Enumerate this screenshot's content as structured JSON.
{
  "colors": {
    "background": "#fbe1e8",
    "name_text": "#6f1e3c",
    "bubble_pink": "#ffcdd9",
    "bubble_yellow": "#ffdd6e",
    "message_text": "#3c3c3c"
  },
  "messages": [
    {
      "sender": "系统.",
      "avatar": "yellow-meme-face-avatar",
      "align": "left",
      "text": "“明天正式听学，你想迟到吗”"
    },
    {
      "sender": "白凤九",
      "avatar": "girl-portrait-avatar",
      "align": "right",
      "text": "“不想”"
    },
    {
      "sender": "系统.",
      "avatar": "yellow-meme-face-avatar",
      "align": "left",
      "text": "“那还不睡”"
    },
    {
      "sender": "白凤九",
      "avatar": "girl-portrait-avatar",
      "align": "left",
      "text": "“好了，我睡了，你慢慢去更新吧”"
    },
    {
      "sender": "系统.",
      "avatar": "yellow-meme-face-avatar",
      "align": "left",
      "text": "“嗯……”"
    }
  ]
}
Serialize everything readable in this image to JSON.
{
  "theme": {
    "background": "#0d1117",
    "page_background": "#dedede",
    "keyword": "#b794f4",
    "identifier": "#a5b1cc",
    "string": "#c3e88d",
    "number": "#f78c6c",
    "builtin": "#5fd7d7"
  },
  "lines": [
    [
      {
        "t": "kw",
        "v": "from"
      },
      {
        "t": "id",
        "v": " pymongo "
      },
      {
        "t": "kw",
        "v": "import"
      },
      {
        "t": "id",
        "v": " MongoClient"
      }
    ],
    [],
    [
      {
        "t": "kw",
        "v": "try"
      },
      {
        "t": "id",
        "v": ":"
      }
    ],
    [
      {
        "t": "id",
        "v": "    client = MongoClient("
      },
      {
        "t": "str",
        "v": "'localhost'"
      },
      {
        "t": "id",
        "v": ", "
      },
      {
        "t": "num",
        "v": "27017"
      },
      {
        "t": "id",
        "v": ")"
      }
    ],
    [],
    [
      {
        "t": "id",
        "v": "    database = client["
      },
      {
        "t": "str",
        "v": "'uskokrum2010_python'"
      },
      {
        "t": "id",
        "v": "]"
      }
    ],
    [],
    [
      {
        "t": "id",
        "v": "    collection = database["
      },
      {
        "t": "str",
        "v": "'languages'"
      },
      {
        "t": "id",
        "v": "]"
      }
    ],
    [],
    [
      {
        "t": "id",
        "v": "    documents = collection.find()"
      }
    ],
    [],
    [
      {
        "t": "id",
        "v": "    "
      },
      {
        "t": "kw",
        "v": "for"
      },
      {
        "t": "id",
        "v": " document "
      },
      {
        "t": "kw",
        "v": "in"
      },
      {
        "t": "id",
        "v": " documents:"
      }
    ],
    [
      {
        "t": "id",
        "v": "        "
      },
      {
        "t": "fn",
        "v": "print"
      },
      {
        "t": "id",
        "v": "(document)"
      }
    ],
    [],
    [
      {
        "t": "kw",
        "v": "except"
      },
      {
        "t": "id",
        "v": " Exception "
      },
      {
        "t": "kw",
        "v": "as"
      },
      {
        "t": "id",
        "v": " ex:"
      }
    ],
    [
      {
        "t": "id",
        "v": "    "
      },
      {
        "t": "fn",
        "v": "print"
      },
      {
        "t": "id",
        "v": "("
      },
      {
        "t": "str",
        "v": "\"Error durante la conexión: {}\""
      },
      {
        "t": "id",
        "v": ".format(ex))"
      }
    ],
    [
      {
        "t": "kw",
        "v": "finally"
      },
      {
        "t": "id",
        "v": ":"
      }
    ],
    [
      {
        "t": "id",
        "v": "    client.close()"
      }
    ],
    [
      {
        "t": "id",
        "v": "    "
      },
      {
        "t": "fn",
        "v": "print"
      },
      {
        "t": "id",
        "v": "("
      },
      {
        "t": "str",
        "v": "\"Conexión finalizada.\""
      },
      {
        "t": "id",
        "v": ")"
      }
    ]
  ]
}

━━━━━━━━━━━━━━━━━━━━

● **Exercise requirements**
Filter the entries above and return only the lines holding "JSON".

● **Answer**
Enumerate this screenshot's content as structured JSON.
Serialize everything readable in this image to JSON.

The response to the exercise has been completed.